*ACTIVITY*
Reproduce the data in its entirety, exactly as supplied.
☆ ☆ ☆ ☆ ☆ ☆ ☆
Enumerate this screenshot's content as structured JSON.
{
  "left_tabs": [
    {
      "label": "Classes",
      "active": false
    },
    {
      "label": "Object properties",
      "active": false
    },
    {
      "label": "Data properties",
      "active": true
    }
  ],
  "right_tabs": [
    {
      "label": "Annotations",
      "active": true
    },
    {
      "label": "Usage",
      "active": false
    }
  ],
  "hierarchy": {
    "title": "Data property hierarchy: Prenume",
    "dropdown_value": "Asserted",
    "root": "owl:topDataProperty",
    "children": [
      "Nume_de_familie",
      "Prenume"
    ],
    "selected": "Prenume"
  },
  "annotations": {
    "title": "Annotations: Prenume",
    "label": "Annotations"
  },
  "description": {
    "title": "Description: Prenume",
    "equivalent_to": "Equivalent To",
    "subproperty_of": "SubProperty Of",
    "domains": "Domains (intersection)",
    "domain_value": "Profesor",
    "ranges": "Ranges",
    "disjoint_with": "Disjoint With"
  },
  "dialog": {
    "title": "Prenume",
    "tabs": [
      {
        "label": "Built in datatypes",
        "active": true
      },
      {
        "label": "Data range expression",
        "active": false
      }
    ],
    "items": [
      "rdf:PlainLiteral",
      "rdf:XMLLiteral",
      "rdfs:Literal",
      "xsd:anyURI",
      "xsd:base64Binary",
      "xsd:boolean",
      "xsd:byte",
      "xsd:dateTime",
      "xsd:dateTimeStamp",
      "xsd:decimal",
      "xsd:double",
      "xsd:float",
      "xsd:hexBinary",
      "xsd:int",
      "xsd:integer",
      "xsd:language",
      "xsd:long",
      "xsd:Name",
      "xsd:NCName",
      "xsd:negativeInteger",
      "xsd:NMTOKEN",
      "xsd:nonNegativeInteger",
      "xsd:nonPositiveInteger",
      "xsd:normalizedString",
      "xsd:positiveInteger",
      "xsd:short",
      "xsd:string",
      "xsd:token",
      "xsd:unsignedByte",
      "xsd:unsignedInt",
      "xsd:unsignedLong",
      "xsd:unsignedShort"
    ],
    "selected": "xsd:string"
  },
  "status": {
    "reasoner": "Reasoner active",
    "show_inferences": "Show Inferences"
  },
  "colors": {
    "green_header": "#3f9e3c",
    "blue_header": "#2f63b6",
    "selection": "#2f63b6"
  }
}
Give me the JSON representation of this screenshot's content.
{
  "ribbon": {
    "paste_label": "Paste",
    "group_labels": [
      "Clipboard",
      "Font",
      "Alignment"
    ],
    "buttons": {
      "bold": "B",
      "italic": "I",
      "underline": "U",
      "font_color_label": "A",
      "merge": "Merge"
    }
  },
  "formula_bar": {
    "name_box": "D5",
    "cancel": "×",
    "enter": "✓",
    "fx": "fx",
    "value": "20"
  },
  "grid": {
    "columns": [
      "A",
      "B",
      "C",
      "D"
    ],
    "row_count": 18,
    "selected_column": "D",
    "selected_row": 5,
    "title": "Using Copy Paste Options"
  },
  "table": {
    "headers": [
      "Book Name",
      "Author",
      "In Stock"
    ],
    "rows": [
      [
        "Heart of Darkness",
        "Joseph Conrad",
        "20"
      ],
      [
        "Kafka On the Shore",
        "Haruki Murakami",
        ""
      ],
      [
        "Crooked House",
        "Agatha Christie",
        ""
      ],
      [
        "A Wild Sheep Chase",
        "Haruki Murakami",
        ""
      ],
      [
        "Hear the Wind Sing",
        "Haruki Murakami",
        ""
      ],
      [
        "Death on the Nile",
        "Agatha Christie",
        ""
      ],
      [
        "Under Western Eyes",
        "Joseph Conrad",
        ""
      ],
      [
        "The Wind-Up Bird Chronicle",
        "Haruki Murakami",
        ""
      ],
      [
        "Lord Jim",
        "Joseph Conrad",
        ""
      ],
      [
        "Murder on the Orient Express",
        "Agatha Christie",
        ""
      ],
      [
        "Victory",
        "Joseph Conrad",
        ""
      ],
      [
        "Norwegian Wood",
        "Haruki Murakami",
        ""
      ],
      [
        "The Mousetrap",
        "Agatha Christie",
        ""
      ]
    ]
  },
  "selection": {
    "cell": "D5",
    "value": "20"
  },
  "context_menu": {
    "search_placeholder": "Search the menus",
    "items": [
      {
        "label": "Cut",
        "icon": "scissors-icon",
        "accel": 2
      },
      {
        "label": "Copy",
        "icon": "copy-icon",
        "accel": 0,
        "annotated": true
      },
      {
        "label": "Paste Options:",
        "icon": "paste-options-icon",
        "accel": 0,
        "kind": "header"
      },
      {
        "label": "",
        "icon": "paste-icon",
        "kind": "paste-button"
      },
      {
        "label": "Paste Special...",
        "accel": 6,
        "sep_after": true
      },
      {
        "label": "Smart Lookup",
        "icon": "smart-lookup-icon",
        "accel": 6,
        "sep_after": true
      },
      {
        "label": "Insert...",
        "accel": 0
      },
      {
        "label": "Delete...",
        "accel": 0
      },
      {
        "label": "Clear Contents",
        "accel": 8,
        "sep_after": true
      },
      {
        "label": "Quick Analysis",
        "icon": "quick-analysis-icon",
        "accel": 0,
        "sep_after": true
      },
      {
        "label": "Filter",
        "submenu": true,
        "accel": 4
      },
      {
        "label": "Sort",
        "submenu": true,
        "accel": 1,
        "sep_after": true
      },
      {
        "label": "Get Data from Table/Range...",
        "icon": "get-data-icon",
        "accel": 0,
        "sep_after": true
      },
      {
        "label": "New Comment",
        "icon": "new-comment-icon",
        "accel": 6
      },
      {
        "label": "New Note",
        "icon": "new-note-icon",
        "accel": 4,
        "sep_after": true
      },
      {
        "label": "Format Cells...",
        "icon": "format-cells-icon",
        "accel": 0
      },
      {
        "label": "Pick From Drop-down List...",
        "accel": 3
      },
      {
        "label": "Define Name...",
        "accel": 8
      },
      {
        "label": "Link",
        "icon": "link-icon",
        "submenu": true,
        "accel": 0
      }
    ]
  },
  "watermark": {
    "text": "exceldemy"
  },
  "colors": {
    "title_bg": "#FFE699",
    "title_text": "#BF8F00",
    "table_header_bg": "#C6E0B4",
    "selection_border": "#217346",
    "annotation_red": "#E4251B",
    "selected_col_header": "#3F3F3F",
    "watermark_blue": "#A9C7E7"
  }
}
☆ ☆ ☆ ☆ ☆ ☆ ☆
*YOUR SOLUTION*
Enumerate this screenshot's content as structured JSON.
{
  "left_tabs": [
    {
      "label": "Classes",
      "active": false
    },
    {
      "label": "Object properties",
      "active": false
    },
    {
      "label": "Data properties",
      "active": true
    }
  ],
  "right_tabs": [
    {
      "label": "Annotations",
      "active": true
    },
    {
      "label": "Usage",
      "active": false
    }
  ],
  "hierarchy": {
    "title": "Data property hierarchy: Prenume",
    "dropdown_value": "Asserted",
    "root": "owl:topDataProperty",
    "children": [
      "Nume_de_familie",
      "Prenume"
    ],
    "selected": "Prenume"
  },
  "annotations": {
    "title": "Annotations: Prenume",
    "label": "Annotations"
  },
  "description": {
    "title": "Description: Prenume",
    "equivalent_to": "Equivalent To",
    "subproperty_of": "SubProperty Of",
    "domains": "Domains (intersection)",
    "domain_value": "Profesor",
    "ranges": "Ranges",
    "disjoint_with": "Disjoint With"
  },
  "dialog": {
    "title": "Prenume",
    "tabs": [
      {
        "label": "Built in datatypes",
        "active": true
      },
      {
        "label": "Data range expression",
        "active": false
      }
    ],
    "items": [
      "rdf:PlainLiteral",
      "rdf:XMLLiteral",
      "rdfs:Literal",
      "xsd:anyURI",
      "xsd:base64Binary",
      "xsd:boolean",
      "xsd:byte",
      "xsd:dateTime",
      "xsd:dateTimeStamp",
      "xsd:decimal",
      "xsd:double",
      "xsd:float",
      "xsd:hexBinary",
      "xsd:int",
      "xsd:integer",
      "xsd:language",
      "xsd:long",
      "xsd:Name",
      "xsd:NCName",
      "xsd:negativeInteger",
      "xsd:NMTOKEN",
      "xsd:nonNegativeInteger",
      "xsd:nonPositiveInteger",
      "xsd:normalizedString",
      "xsd:positiveInteger",
      "xsd:short",
      "xsd:string",
      "xsd:token",
      "xsd:unsignedByte",
      "xsd:unsignedInt",
      "xsd:unsignedLong",
      "xsd:unsignedShort"
    ],
    "selected": "xsd:string"
  },
  "status": {
    "reasoner": "Reasoner active",
    "show_inferences": "Show Inferences"
  },
  "colors": {
    "green_header": "#3f9e3c",
    "blue_header": "#2f63b6",
    "selection": "#2f63b6"
  }
}
Give me the JSON representation of this screenshot's content.
{
  "ribbon": {
    "paste_label": "Paste",
    "group_labels": [
      "Clipboard",
      "Font",
      "Alignment"
    ],
    "buttons": {
      "bold": "B",
      "italic": "I",
      "underline": "U",
      "font_color_label": "A",
      "merge": "Merge"
    }
  },
  "formula_bar": {
    "name_box": "D5",
    "cancel": "×",
    "enter": "✓",
    "fx": "fx",
    "value": "20"
  },
  "grid": {
    "columns": [
      "A",
      "B",
      "C",
      "D"
    ],
    "row_count": 18,
    "selected_column": "D",
    "selected_row": 5,
    "title": "Using Copy Paste Options"
  },
  "table": {
    "headers": [
      "Book Name",
      "Author",
      "In Stock"
    ],
    "rows": [
      [
        "Heart of Darkness",
        "Joseph Conrad",
        "20"
      ],
      [
        "Kafka On the Shore",
        "Haruki Murakami",
        ""
      ],
      [
        "Crooked House",
        "Agatha Christie",
        ""
      ],
      [
        "A Wild Sheep Chase",
        "Haruki Murakami",
        ""
      ],
      [
        "Hear the Wind Sing",
        "Haruki Murakami",
        ""
      ],
      [
        "Death on the Nile",
        "Agatha Christie",
        ""
      ],
      [
        "Under Western Eyes",
        "Joseph Conrad",
        ""
      ],
      [
        "The Wind-Up Bird Chronicle",
        "Haruki Murakami",
        ""
      ],
      [
        "Lord Jim",
        "Joseph Conrad",
        ""
      ],
      [
        "Murder on the Orient Express",
        "Agatha Christie",
        ""
      ],
      [
        "Victory",
        "Joseph Conrad",
        ""
      ],
      [
        "Norwegian Wood",
        "Haruki Murakami",
        ""
      ],
      [
        "The Mousetrap",
        "Agatha Christie",
        ""
      ]
    ]
  },
  "selection": {
    "cell": "D5",
    "value": "20"
  },
  "context_menu": {
    "search_placeholder": "Search the menus",
    "items": [
      {
        "label": "Cut",
        "icon": "scissors-icon",
        "accel": 2
      },
      {
        "label": "Copy",
        "icon": "copy-icon",
        "accel": 0,
        "annotated": true
      },
      {
        "label": "Paste Options:",
        "icon": "paste-options-icon",
        "accel": 0,
        "kind": "header"
      },
      {
        "label": "",
        "icon": "paste-icon",
        "kind": "paste-button"
      },
      {
        "label": "Paste Special...",
        "accel": 6,
        "sep_after": true
      },
      {
        "label": "Smart Lookup",
        "icon": "smart-lookup-icon",
        "accel": 6,
        "sep_after": true
      },
      {
        "label": "Insert...",
        "accel": 0
      },
      {
        "label": "Delete...",
        "accel": 0
      },
      {
        "label": "Clear Contents",
        "accel": 8,
        "sep_after": true
      },
      {
        "label": "Quick Analysis",
        "icon": "quick-analysis-icon",
        "accel": 0,
        "sep_after": true
      },
      {
        "label": "Filter",
        "submenu": true,
        "accel": 4
      },
      {
        "label": "Sort",
        "submenu": true,
        "accel": 1,
        "sep_after": true
      },
      {
        "label": "Get Data from Table/Range...",
        "icon": "get-data-icon",
        "accel": 0,
        "sep_after": true
      },
      {
        "label": "New Comment",
        "icon": "new-comment-icon",
        "accel": 6
      },
      {
        "label": "New Note",
        "icon": "new-note-icon",
        "accel": 4,
        "sep_after": true
      },
      {
        "label": "Format Cells...",
        "icon": "format-cells-icon",
        "accel": 0
      },
      {
        "label": "Pick From Drop-down List...",
        "accel": 3
      },
      {
        "label": "Define Name...",
        "accel": 8
      },
      {
        "label": "Link",
        "icon": "link-icon",
        "submenu": true,
        "accel": 0
      }
    ]
  },
  "watermark": {
    "text": "exceldemy"
  },
  "colors": {
    "title_bg": "#FFE699",
    "title_text": "#BF8F00",
    "table_header_bg": "#C6E0B4",
    "selection_border": "#217346",
    "annotation_red": "#E4251B",
    "selected_col_header": "#3F3F3F",
    "watermark_blue": "#A9C7E7"
  }
}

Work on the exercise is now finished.